Items from an interface collection:
= = =

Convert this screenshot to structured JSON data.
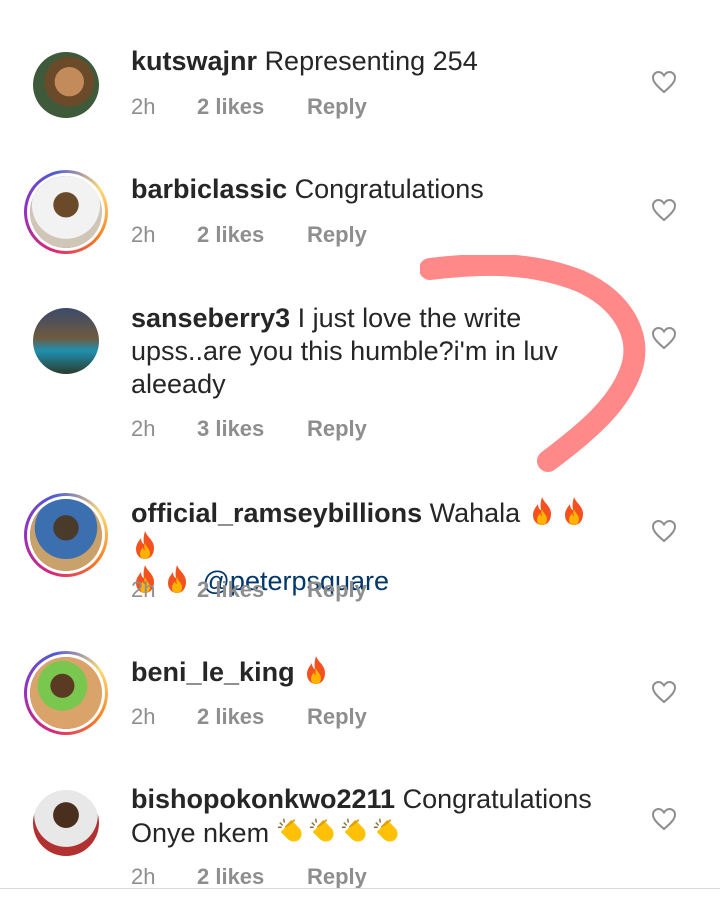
{
  "colors": {
    "username": "#262626",
    "meta": "#8e8e8e",
    "mention": "#00376b",
    "annotation_stroke": "#ff7b7b"
  },
  "comments": [
    {
      "username": "kutswajnr",
      "text": "Representing 254",
      "time": "2h",
      "likes": "2 likes",
      "reply": "Reply",
      "story_ring": false
    },
    {
      "username": "barbiclassic",
      "text": "Congratulations",
      "time": "2h",
      "likes": "2 likes",
      "reply": "Reply",
      "story_ring": true
    },
    {
      "username": "sanseberry3",
      "text": "I just love the write upss..are you this humble?i'm in luv aleeady",
      "time": "2h",
      "likes": "3 likes",
      "reply": "Reply",
      "story_ring": false
    },
    {
      "username": "official_ramseybillions",
      "text": "Wahala",
      "emojis": [
        "fire",
        "fire",
        "fire",
        "fire",
        "fire"
      ],
      "mention": "@peterpsquare",
      "time": "2h",
      "likes": "2 likes",
      "reply": "Reply",
      "story_ring": true
    },
    {
      "username": "beni_le_king",
      "text": "",
      "emojis": [
        "fire"
      ],
      "time": "2h",
      "likes": "2 likes",
      "reply": "Reply",
      "story_ring": true
    },
    {
      "username": "bishopokonkwo2211",
      "text": "Congratulations Onye nkem",
      "emojis": [
        "clapping-hands",
        "clapping-hands",
        "clapping-hands",
        "clapping-hands"
      ],
      "time": "2h",
      "likes": "2 likes",
      "reply": "Reply",
      "story_ring": false
    }
  ],
  "icons": {
    "like": "heart-outline-icon",
    "fire": "fire-emoji",
    "clap": "clapping-hands-emoji"
  }
}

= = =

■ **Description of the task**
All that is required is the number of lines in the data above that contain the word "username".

■ **Your solution**
7